» **Records to process**
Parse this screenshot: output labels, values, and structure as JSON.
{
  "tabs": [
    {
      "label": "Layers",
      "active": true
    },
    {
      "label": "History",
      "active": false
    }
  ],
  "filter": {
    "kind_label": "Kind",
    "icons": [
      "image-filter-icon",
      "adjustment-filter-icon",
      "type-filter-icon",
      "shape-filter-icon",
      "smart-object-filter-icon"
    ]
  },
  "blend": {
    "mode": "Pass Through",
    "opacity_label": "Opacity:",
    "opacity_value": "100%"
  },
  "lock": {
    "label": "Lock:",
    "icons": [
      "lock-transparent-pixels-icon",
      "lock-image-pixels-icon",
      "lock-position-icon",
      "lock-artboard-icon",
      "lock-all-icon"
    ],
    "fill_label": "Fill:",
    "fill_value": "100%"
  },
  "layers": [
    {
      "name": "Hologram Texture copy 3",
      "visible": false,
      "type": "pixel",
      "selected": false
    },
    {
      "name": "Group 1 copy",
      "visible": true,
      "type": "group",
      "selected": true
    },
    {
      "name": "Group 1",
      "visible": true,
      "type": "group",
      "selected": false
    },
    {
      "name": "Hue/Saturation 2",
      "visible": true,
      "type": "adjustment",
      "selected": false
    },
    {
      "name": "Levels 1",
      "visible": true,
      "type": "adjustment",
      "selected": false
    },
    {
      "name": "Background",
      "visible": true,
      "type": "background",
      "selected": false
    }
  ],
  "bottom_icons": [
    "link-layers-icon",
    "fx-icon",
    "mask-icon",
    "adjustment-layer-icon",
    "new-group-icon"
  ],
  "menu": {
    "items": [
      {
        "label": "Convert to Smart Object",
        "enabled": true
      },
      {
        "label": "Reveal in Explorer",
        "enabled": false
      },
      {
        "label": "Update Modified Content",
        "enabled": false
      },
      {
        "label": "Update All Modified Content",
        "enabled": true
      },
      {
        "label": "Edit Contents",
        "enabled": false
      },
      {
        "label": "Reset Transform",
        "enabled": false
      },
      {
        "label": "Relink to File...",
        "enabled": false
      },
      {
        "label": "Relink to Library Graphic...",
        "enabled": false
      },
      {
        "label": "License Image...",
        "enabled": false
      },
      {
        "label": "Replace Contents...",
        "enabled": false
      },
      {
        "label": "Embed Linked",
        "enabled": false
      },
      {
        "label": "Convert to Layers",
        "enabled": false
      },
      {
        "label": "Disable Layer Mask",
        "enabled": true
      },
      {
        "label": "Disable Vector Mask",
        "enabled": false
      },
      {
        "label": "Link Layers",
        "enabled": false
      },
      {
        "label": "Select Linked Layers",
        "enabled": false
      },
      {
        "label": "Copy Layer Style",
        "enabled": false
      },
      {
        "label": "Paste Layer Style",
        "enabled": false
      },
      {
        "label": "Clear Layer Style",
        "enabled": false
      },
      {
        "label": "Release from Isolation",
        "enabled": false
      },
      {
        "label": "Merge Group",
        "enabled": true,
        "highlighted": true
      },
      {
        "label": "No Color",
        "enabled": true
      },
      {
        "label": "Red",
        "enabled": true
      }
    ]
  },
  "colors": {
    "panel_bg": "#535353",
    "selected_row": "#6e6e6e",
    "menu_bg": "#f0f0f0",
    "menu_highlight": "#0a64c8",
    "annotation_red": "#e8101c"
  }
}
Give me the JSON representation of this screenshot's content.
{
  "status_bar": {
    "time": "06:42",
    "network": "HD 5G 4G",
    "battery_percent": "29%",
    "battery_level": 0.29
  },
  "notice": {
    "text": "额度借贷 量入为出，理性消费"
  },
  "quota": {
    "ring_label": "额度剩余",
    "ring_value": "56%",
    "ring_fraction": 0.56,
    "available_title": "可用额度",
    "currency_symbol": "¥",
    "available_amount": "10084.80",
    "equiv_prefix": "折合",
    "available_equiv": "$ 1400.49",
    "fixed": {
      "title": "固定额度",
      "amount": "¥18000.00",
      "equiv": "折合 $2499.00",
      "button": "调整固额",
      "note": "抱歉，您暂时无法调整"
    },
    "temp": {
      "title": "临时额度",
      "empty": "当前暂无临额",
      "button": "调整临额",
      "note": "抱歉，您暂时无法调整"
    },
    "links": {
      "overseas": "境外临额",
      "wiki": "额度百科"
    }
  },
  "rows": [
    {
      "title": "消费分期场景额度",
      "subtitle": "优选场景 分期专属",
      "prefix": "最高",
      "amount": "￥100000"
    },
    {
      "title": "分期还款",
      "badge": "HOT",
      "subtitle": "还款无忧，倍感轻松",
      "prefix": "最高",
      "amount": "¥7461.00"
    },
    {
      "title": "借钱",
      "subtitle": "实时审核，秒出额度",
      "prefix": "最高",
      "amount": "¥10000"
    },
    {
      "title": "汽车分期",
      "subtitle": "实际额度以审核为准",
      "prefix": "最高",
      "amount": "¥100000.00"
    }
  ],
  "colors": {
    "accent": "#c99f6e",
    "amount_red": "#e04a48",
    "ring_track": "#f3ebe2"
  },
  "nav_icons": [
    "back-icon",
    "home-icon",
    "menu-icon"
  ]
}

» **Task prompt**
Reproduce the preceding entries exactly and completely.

» **Task result**
Parse this screenshot: output labels, values, and structure as JSON.
{
  "tabs": [
    {
      "label": "Layers",
      "active": true
    },
    {
      "label": "History",
      "active": false
    }
  ],
  "filter": {
    "kind_label": "Kind",
    "icons": [
      "image-filter-icon",
      "adjustment-filter-icon",
      "type-filter-icon",
      "shape-filter-icon",
      "smart-object-filter-icon"
    ]
  },
  "blend": {
    "mode": "Pass Through",
    "opacity_label": "Opacity:",
    "opacity_value": "100%"
  },
  "lock": {
    "label": "Lock:",
    "icons": [
      "lock-transparent-pixels-icon",
      "lock-image-pixels-icon",
      "lock-position-icon",
      "lock-artboard-icon",
      "lock-all-icon"
    ],
    "fill_label": "Fill:",
    "fill_value": "100%"
  },
  "layers": [
    {
      "name": "Hologram Texture copy 3",
      "visible": false,
      "type": "pixel",
      "selected": false
    },
    {
      "name": "Group 1 copy",
      "visible": true,
      "type": "group",
      "selected": true
    },
    {
      "name": "Group 1",
      "visible": true,
      "type": "group",
      "selected": false
    },
    {
      "name": "Hue/Saturation 2",
      "visible": true,
      "type": "adjustment",
      "selected": false
    },
    {
      "name": "Levels 1",
      "visible": true,
      "type": "adjustment",
      "selected": false
    },
    {
      "name": "Background",
      "visible": true,
      "type": "background",
      "selected": false
    }
  ],
  "bottom_icons": [
    "link-layers-icon",
    "fx-icon",
    "mask-icon",
    "adjustment-layer-icon",
    "new-group-icon"
  ],
  "menu": {
    "items": [
      {
        "label": "Convert to Smart Object",
        "enabled": true
      },
      {
        "label": "Reveal in Explorer",
        "enabled": false
      },
      {
        "label": "Update Modified Content",
        "enabled": false
      },
      {
        "label": "Update All Modified Content",
        "enabled": true
      },
      {
        "label": "Edit Contents",
        "enabled": false
      },
      {
        "label": "Reset Transform",
        "enabled": false
      },
      {
        "label": "Relink to File...",
        "enabled": false
      },
      {
        "label": "Relink to Library Graphic...",
        "enabled": false
      },
      {
        "label": "License Image...",
        "enabled": false
      },
      {
        "label": "Replace Contents...",
        "enabled": false
      },
      {
        "label": "Embed Linked",
        "enabled": false
      },
      {
        "label": "Convert to Layers",
        "enabled": false
      },
      {
        "label": "Disable Layer Mask",
        "enabled": true
      },
      {
        "label": "Disable Vector Mask",
        "enabled": false
      },
      {
        "label": "Link Layers",
        "enabled": false
      },
      {
        "label": "Select Linked Layers",
        "enabled": false
      },
      {
        "label": "Copy Layer Style",
        "enabled": false
      },
      {
        "label": "Paste Layer Style",
        "enabled": false
      },
      {
        "label": "Clear Layer Style",
        "enabled": false
      },
      {
        "label": "Release from Isolation",
        "enabled": false
      },
      {
        "label": "Merge Group",
        "enabled": true,
        "highlighted": true
      },
      {
        "label": "No Color",
        "enabled": true
      },
      {
        "label": "Red",
        "enabled": true
      }
    ]
  },
  "colors": {
    "panel_bg": "#535353",
    "selected_row": "#6e6e6e",
    "menu_bg": "#f0f0f0",
    "menu_highlight": "#0a64c8",
    "annotation_red": "#e8101c"
  }
}
Give me the JSON representation of this screenshot's content.
{
  "status_bar": {
    "time": "06:42",
    "network": "HD 5G 4G",
    "battery_percent": "29%",
    "battery_level": 0.29
  },
  "notice": {
    "text": "额度借贷 量入为出，理性消费"
  },
  "quota": {
    "ring_label": "额度剩余",
    "ring_value": "56%",
    "ring_fraction": 0.56,
    "available_title": "可用额度",
    "currency_symbol": "¥",
    "available_amount": "10084.80",
    "equiv_prefix": "折合",
    "available_equiv": "$ 1400.49",
    "fixed": {
      "title": "固定额度",
      "amount": "¥18000.00",
      "equiv": "折合 $2499.00",
      "button": "调整固额",
      "note": "抱歉，您暂时无法调整"
    },
    "temp": {
      "title": "临时额度",
      "empty": "当前暂无临额",
      "button": "调整临额",
      "note": "抱歉，您暂时无法调整"
    },
    "links": {
      "overseas": "境外临额",
      "wiki": "额度百科"
    }
  },
  "rows": [
    {
      "title": "消费分期场景额度",
      "subtitle": "优选场景 分期专属",
      "prefix": "最高",
      "amount": "￥100000"
    },
    {
      "title": "分期还款",
      "badge": "HOT",
      "subtitle": "还款无忧，倍感轻松",
      "prefix": "最高",
      "amount": "¥7461.00"
    },
    {
      "title": "借钱",
      "subtitle": "实时审核，秒出额度",
      "prefix": "最高",
      "amount": "¥10000"
    },
    {
      "title": "汽车分期",
      "subtitle": "实际额度以审核为准",
      "prefix": "最高",
      "amount": "¥100000.00"
    }
  ],
  "colors": {
    "accent": "#c99f6e",
    "amount_red": "#e04a48",
    "ring_track": "#f3ebe2"
  },
  "nav_icons": [
    "back-icon",
    "home-icon",
    "menu-icon"
  ]
}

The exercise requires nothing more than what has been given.